hash browns were simply french fries in Vietnam. Recovery was swift
as it was probably a similar effect to what I would have were I to
eat a mouthful of cucumber.
last of Uma's eye-drops had expired though, so it was off to the
pharmacy to get some eye-ball bleach. The friendly assistant made up
for a complete absence of English by offering about 10 different eye
solutions. They all had slightly different uses no doubt, but Uma's
ability to read Dutch, English, Spanish, and German was laudable, but
useless when confronted with entirely Vietnamese labels. Purchasing a
bottle that looked more like perfume than eye-drops, she put some in
with hardly a second thought. Smelling like mint and feeling like
tabasco was an insightful observation made too late to stop her from
dancing round in circles yelling “It burns, it burns!” Closer
inspection of the box revealed one word in English being
'congestion'. It succeeded in clearing that, as one eye-ball teared
up in response to being doused in Listerine.
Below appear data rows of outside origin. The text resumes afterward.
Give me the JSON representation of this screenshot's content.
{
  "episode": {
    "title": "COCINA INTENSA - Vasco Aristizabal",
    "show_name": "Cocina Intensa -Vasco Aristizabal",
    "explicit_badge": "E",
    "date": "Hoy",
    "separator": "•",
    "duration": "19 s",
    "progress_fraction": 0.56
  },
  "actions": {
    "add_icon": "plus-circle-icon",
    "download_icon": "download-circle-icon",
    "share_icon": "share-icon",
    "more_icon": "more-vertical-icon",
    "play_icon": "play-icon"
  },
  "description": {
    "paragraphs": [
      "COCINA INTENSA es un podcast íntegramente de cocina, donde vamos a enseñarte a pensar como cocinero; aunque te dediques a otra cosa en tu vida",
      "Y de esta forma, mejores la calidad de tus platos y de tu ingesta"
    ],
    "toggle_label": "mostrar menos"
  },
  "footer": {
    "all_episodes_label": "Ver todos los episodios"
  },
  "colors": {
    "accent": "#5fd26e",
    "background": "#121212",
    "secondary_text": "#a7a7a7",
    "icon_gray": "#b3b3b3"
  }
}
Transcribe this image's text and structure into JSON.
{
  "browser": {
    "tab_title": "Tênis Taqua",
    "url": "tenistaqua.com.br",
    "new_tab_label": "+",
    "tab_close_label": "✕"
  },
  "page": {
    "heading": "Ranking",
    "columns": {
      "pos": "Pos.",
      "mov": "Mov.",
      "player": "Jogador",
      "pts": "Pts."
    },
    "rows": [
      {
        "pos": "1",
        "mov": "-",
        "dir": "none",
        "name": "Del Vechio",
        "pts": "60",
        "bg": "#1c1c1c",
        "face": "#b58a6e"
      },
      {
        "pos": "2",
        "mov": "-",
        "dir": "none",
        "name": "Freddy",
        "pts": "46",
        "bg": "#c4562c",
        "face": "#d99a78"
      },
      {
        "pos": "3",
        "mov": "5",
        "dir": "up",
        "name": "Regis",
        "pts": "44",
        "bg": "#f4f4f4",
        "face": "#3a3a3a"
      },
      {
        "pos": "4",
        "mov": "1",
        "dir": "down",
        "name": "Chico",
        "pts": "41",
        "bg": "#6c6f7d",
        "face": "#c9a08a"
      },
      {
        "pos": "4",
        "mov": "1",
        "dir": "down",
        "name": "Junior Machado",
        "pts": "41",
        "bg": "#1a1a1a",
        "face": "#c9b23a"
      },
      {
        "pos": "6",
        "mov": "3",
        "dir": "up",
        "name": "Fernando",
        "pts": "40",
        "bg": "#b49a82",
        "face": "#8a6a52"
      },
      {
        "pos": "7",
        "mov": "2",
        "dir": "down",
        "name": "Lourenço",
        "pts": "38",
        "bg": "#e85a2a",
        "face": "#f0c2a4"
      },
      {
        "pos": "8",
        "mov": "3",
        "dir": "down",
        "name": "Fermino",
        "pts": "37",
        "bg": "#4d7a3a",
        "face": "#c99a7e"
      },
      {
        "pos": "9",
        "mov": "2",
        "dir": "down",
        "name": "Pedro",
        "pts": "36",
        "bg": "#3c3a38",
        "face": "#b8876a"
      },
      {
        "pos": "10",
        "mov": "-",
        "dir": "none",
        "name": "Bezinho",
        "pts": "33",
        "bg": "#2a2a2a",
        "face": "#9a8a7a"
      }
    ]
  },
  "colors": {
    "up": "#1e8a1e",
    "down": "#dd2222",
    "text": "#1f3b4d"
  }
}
The redness cleared up
soon after as well, but I've never smelt such freshness from an
only a month at our disposal, that evening we started with a mini bus
along the dizzyingly circuitous route back down to sea level. The
twilight view of rice fields, village night life and every shade of
vibrant green would have made for an amazing ride had the driver not
been using the brakes like a tone- deaf epileptic on a kick drum.
Prone to motion sickness watching car racing on television, Uma was
pilled up and passed out anyway, but every other passenger felt like
a pair of socks in a tumble dryer.
night, it was back onto a sleeper train bound for Hanoi. Our carriage
must have had some serious wheel alignment issues because every 5
minutes gave rise to visions of Freddy Kreuger and a chalkboard.
Fears were openly discussed about the carriage going the same way of
my camera and simply flying off the rails. Fortunately, that didn't
happen and a sneaky valium helped me sleep through the moan and
squeal of a train carriage going sideways down the tracks.
at Hanoi around 430am, no one was in a fit state to do much. Walking
was quite an achievement, choosing the right direction was something
extra special but staying vertical was beyond Uma at the time. What
actually happened I didn't see, but I think she was so happy to exit
the carriage from Elm Street that she took a flying leap onto solid
ground. Burdened with a heavy backpack didn't help her balance and
quick visit to a hospital that couldn't treat westerners garnered
some taxi driver less than what he would have got had he taken us to
the right hospital. An x-ray at a French hospital revealed sprained
ligaments and not a break or fracture thankfully. Confirming the old
maxim of 'all things happen in 3's', Uma spent the day resting in the
hotel knowing that her 24 hours of bad luck was now behind her.
used the time to shop like Richard Pryor in 'Brewster's millions'. I
got a new camera cheap enough not to care if I feel like heaving it
recklessly at passing pedestrians. I finally found myself a pith
helmet and for highly inflated price of $3, I feel I got ripped off.
So much so, I just kept spending until I thought my holiday was well
and truly shortened. Thanks to the Vietnamese economy it wasn't, and
it all paled into comparison with the luxury cruise we were about to
take around Halong Bay for 3 days.